**WHAT YOU SHOULD DO:** Retrieve all lines below that have the string "this".

[Data records for software interfaces]

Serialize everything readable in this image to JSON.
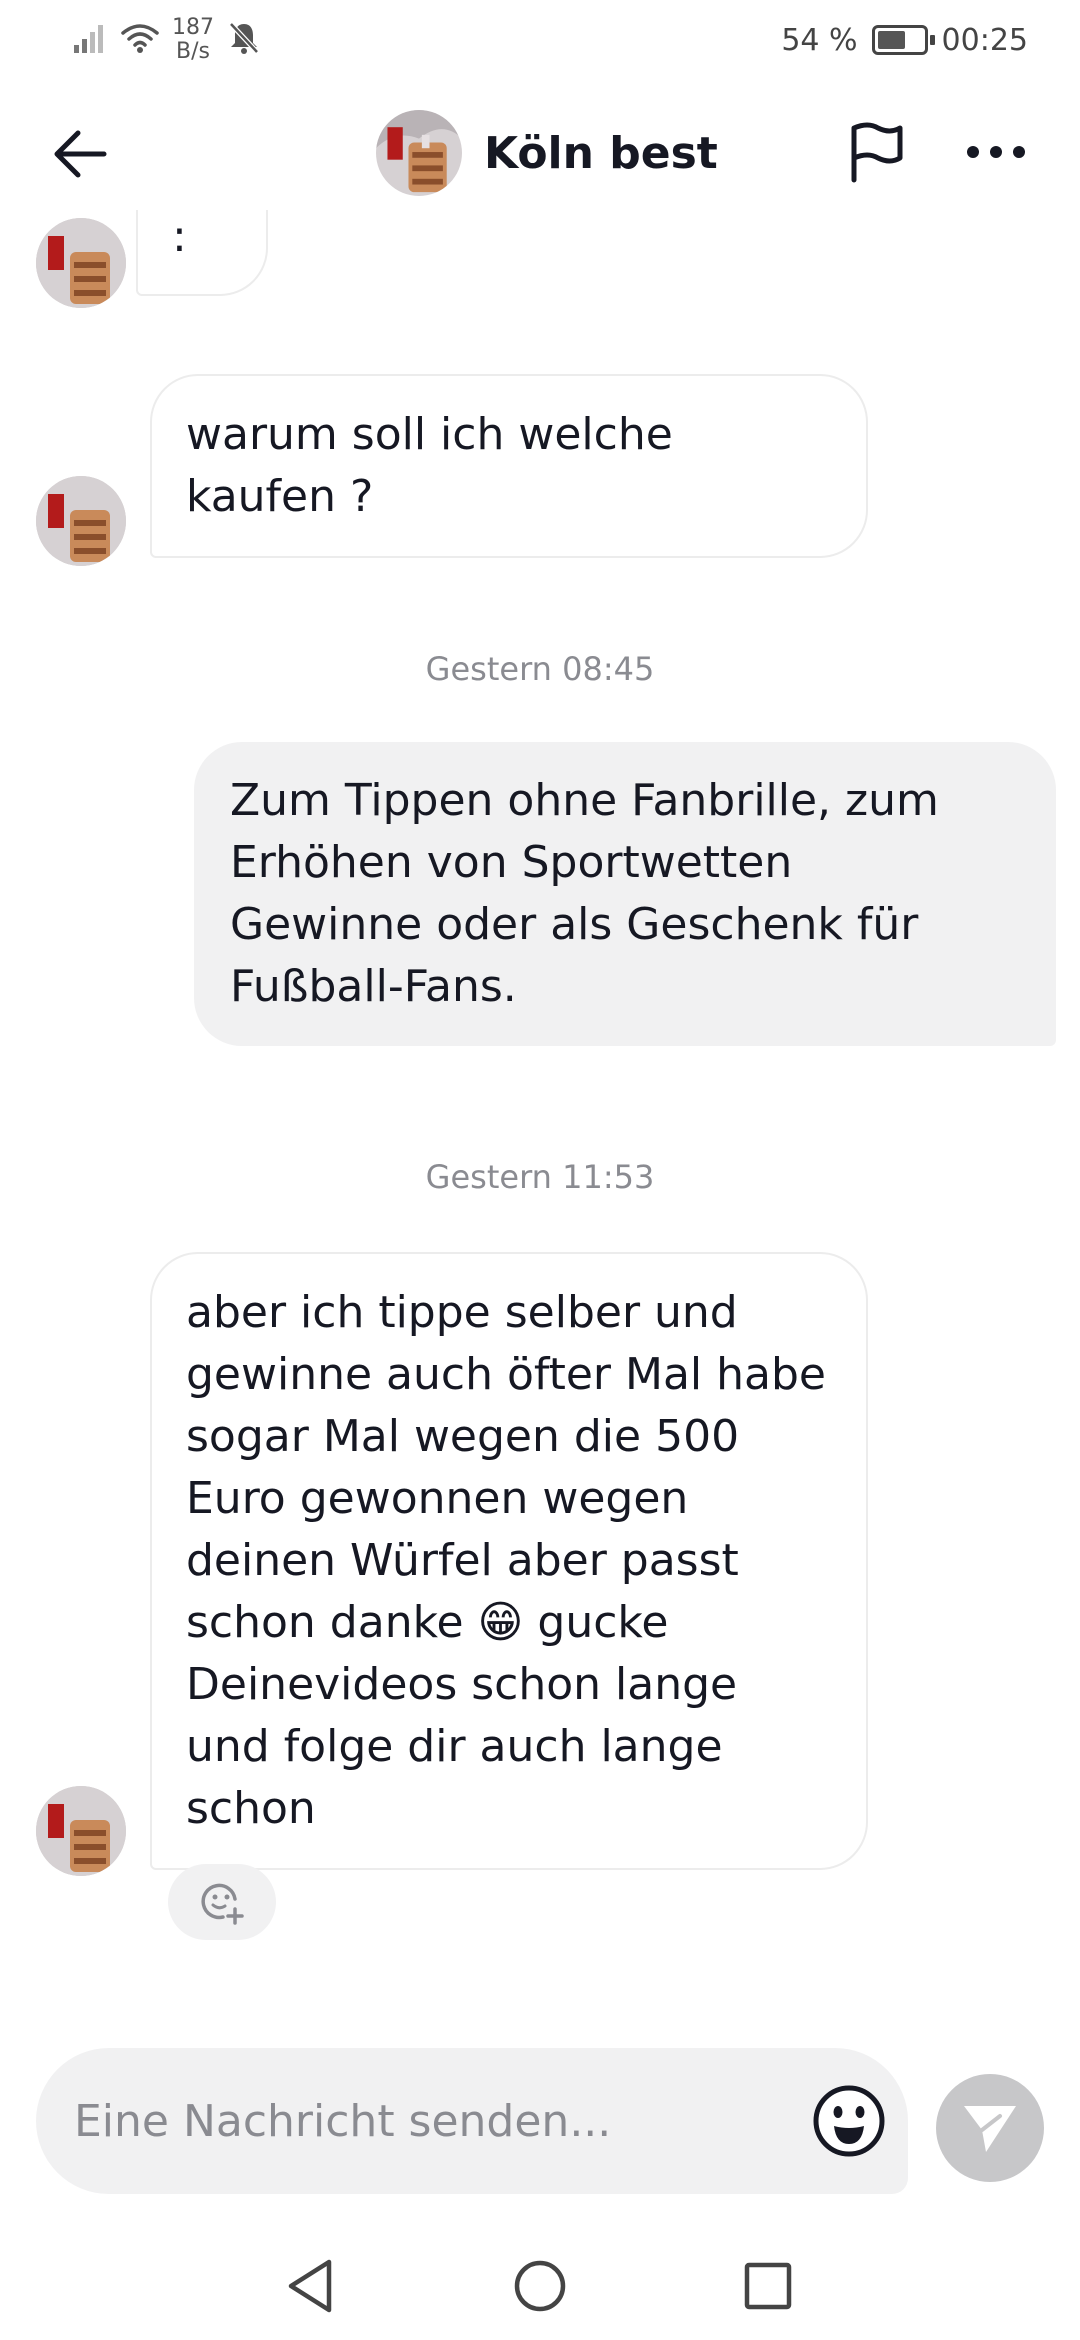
{
  "status_bar": {
    "network_speed_value": "187",
    "network_speed_unit": "B/s",
    "battery_percent": "54 %",
    "battery_level": 0.54,
    "time": "00:25",
    "icons": [
      "signal-icon",
      "wifi-icon",
      "mute-bell-icon",
      "battery-icon"
    ]
  },
  "header": {
    "contact_name": "Köln best",
    "icons": [
      "back-arrow-icon",
      "contact-avatar",
      "flag-icon",
      "more-dots-icon"
    ]
  },
  "messages": [
    {
      "direction": "in",
      "text": ":"
    },
    {
      "direction": "in",
      "text": "warum soll ich welche\nkaufen ?"
    },
    {
      "type": "timestamp",
      "text": "Gestern 08:45"
    },
    {
      "direction": "out",
      "text": "Zum Tippen ohne Fanbrille, zum\nErhöhen von Sportwetten\nGewinne oder als Geschenk für\nFußball-Fans."
    },
    {
      "type": "timestamp",
      "text": "Gestern 11:53"
    },
    {
      "direction": "in",
      "text": "aber ich tippe selber und\ngewinne auch öfter Mal habe\nsogar Mal wegen die 500\nEuro gewonnen wegen\ndeinen Würfel aber passt\nschon danke 😁 gucke\nDeinevideos schon lange\nund folge dir auch lange\nschon"
    }
  ],
  "composer": {
    "placeholder": "Eine Nachricht senden..."
  },
  "colors": {
    "incoming_bubble": "#ffffff",
    "outgoing_bubble": "#f1f1f2",
    "timestamp": "#8a8b91",
    "send_button": "#c7c7c9"
  }
}
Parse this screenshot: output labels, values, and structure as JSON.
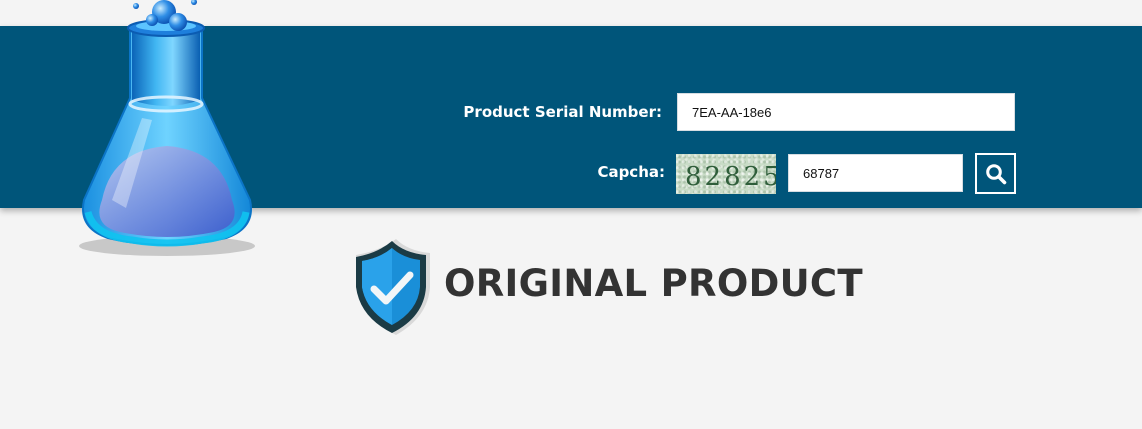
{
  "form": {
    "serial_label": "Product Serial Number:",
    "serial_value": "7EA-AA-18e6",
    "captcha_label": "Capcha:",
    "captcha_image_text": "82825",
    "captcha_value": "68787",
    "search_icon": "search-icon"
  },
  "result": {
    "status_text": "ORIGINAL PRODUCT",
    "icon": "shield-check-icon"
  },
  "branding": {
    "logo_icon": "flask-icon"
  },
  "colors": {
    "banner": "#00557a",
    "background": "#f4f4f4",
    "shield_blue": "#1a8fd8",
    "result_text": "#333333"
  }
}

**RESPONSE AREA:**
Serialize everything readable in this image to JSON.
Parse this screenshot: output labels, values, and structure as JSON.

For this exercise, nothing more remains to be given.